The government is seeking the registration of the 3,776-meter mountain, the tallest in Japan, not as a natural heritage site but as a cultural heritage site since it has long been an object of worship.
A vast area at the foot of the mountain is being used for two training ranges of the Ground Self-Defense Force. The Defense Ministry has refused to change the status of the site, saying firing drills at the site are necessary from the standpoint of national defense.
Local authorities claim that the presence of GSDF troops for firing drills discourages disorderly development at the foot of Mount Fuji. Whether this idea will be supported during screening by UNESCO inspectors is unclear.
Kamakura, which was Japan’s political capital from the 12th to 14th century as the center of samurai culture, features many historic temples and Shinto shrines. Whether Kamakura can distinguish itself from other ancient cities already registered on the World Heritage list, such as Kyoto and Nara, is expected to hold the key to its registration. UNESCO is also expected to look at what efforts Kamakura is making to preserve its cultural sites scattered around the city.
Besides Mount Fuji and Kamakura, Japan plans to seek registration of the country’s oldest government-run silk mill in Tomioka, Gunma Prefecture, in 2014. The mill was established in 1872 as Japan’s first government-operated silk factory with the help of Western technology in the process of the country’s modernization.

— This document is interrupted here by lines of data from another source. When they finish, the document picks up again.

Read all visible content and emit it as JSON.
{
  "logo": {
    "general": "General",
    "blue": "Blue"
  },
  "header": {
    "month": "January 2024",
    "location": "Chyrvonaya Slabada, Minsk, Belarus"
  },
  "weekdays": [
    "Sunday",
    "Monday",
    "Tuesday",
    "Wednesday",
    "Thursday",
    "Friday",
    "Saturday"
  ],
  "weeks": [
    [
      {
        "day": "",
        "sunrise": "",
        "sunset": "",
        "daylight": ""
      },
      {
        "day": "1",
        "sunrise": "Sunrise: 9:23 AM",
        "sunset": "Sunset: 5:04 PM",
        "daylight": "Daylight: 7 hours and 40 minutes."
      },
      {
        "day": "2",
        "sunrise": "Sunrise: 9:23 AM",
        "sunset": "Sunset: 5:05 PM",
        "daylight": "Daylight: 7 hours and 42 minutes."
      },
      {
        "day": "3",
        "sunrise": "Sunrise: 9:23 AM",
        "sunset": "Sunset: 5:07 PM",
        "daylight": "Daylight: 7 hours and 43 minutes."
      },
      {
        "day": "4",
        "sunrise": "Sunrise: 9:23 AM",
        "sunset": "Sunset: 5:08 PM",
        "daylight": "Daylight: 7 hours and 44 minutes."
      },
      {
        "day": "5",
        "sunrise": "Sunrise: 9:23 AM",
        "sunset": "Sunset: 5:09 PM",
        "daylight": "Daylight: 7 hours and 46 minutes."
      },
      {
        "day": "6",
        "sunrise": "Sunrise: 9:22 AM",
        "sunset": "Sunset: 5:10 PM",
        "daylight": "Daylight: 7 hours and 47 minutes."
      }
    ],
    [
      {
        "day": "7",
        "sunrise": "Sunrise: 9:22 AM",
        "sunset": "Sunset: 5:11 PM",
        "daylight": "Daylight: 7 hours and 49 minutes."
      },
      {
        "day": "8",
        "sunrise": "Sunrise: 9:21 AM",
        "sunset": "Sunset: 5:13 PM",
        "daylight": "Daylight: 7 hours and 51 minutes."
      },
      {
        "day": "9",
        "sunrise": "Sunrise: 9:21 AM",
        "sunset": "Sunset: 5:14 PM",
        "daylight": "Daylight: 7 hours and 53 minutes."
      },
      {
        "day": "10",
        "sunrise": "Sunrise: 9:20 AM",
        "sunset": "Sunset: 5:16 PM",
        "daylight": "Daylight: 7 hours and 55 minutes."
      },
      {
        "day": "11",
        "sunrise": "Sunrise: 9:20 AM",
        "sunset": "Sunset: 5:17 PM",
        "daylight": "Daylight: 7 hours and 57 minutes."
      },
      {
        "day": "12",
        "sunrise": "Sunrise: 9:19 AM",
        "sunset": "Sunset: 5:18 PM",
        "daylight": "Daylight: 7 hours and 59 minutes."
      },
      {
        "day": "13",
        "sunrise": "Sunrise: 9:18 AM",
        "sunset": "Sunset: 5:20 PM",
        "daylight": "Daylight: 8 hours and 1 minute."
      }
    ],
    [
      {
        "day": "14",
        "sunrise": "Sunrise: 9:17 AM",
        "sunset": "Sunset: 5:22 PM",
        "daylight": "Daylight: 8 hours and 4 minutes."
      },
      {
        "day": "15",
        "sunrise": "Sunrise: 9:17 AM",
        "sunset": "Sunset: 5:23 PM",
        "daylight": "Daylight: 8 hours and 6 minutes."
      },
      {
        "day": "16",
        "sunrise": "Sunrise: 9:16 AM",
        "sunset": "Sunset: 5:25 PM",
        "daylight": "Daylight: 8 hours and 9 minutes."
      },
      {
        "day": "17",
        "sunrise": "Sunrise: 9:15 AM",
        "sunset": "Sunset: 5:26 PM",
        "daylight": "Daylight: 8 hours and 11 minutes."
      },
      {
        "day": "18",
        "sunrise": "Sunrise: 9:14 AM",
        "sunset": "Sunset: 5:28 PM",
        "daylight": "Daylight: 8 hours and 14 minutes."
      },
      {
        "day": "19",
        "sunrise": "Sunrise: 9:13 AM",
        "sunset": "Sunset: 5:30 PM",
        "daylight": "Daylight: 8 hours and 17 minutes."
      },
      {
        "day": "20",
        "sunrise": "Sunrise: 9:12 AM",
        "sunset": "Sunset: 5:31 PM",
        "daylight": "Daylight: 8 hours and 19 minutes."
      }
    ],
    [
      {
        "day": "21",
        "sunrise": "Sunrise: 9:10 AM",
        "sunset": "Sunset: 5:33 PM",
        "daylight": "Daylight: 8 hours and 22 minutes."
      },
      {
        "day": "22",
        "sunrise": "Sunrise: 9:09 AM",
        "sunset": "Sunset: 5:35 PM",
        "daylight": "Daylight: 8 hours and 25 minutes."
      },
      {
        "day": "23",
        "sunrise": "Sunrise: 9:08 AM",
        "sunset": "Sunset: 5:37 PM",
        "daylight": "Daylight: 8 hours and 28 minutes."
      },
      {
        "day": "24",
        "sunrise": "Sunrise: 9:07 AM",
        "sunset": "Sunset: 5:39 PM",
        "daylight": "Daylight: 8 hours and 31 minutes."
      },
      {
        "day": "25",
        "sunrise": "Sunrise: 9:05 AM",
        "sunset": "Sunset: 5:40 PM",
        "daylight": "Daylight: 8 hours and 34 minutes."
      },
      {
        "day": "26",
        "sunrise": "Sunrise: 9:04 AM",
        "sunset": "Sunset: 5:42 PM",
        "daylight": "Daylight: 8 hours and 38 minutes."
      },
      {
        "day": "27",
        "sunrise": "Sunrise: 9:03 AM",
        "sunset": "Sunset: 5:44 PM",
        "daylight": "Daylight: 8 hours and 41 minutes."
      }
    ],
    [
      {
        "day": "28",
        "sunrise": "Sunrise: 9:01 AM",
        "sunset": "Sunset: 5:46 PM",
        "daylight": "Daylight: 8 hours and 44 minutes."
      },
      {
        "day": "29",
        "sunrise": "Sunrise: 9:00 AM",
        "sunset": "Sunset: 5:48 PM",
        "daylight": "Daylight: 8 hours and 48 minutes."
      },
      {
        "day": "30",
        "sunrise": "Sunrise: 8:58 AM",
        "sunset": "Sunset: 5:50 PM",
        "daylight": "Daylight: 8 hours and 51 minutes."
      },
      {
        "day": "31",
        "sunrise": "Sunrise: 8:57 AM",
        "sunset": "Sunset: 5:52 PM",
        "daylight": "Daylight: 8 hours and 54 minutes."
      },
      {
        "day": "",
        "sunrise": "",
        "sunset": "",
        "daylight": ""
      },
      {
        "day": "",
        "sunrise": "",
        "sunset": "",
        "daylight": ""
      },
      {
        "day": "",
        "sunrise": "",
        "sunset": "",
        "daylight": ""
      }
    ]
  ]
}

Japan also hopes to put a group of churches and sites linked to Christianity in Nagasaki Prefecture on the list. One of them is the Oura Cathedral, which suffered damage in the 1945 U.S. atomic bombing of Nagasaki.
One official in charge said Nagasaki’s message of peace is likely to gain support and sympathy from many people around the world in the wake of the devastation of Japan’s Tohoku area in the March 11 earthquake and tsunami, along with the subsequent nuclear accident at the Fukushima No. 1 nuclear power plant.
Other Japanese candidates for World Heritage sites are the Mozu and Furuichi groups of tumuli in Osaka Prefecture, including the Daisen tomb, which legend says contains the remains of Emperor Nintoku (313-399). Daisen is said to be one of the world’s three greatest mausoleums, together with the pyramids of Egypt and mausoleum of Qin Shihuang (259 B.C.-210 B.C.), the first emperor of China.
The Imperial Household Agency, which manages the Daisen mausoleum, has not allowed any academic research to be conducted on the tomb. Thus, it has yet to be designated as a historic monument.
Some researchers see the lack of academic research and of designation as a historic monument as working against a bid to put the Mozu and Furuichi groups of tumuli on the World Heritage list.
The city government of Sakai, Osaka Prefecture, home to the Daisen mausoleum, said the failure to identify who is laid to rest there does not pose any problem for World Heritage listing, offering as an example that it is not known with certainty who is buried in Egypt’s World Heritage-listed pyramids.